Comparative genomics based on massive parallel transcriptome sequencing reveals patterns of substitution and selection across 10 bird species



This article is corrected by:

  1. Errata: Corrigendum Volume 20, Issue 13, 2871, Article first published online: 6 June 2011

  • Axel Künstner’s PhD thesis focuses on molecular evolution of avian genomes. Research in the Ellegren laboratory integrates genomics and evolutionary biology.

Prof. Hans Ellegren, Fax: 0046 18 471 6310; E-mail:
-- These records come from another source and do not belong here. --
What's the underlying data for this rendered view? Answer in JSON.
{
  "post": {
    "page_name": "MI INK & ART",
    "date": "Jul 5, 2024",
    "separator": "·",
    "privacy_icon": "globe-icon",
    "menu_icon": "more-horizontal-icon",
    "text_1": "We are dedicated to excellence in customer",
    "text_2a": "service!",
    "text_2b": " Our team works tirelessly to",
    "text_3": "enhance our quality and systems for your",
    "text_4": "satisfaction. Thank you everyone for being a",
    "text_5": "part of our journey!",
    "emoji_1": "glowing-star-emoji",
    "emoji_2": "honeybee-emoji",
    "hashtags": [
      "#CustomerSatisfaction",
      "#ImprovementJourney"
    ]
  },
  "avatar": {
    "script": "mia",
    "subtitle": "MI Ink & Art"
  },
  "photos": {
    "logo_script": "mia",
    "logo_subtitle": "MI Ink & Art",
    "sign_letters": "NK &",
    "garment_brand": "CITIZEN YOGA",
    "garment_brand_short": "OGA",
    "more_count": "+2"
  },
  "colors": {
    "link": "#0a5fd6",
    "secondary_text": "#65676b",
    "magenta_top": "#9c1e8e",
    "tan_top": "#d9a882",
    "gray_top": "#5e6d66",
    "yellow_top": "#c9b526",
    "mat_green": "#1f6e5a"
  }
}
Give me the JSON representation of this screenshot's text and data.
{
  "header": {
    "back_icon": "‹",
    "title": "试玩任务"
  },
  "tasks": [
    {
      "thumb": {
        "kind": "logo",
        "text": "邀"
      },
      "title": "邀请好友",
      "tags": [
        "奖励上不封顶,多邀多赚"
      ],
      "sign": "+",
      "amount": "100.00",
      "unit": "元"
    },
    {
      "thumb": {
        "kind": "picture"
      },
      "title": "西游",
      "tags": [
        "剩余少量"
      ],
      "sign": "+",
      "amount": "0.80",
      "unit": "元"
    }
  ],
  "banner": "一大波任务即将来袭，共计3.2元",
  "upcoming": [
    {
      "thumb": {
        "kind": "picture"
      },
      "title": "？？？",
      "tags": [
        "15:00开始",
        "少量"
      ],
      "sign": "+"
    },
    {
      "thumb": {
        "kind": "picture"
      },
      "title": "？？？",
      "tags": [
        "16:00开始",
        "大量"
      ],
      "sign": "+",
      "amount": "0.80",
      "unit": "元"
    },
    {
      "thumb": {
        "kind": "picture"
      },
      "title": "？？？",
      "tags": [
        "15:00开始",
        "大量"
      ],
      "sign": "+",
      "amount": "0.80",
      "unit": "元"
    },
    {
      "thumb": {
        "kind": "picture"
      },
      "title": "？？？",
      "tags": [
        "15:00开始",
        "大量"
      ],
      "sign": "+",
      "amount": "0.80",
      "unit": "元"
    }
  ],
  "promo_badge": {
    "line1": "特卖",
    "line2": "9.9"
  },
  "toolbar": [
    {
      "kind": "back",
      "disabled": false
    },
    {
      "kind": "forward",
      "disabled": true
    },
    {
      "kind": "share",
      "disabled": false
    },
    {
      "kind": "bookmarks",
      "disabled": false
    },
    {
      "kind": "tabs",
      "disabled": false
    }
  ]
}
Next-generation sequencing technology provides an attractive means to obtain large-scale sequence data necessary for comparative genomic analysis. To analyse the patterns of mutation rate variation and selection intensity across the avian genome, we performed brain transcriptome sequencing using Roche 454 technology of 10 different non-model avian species. Contigs from de novo assemblies were aligned to the two available avian reference genomes, chicken and zebra finch. In total, we identified 6499 different genes across all 10 species, with ∼1000 genes found in each full run per species. We found evidence for a higher mutation rate of the Z chromosome than of autosomes (male-biased mutation) and a negative correlation between the neutral substitution rate (dS) and chromosome size. Analyses of the mean dN/dS ratio (ω) of genes across chromosomes supported the Hill–Robertson effect (the effect of selection at linked loci) and point at stochastic problems with ω as an independent measure of selection. Overall, this study demonstrates the usefulness of next-generation sequencing for obtaining genomic resources for comparative genomic analysis of non-model organisms.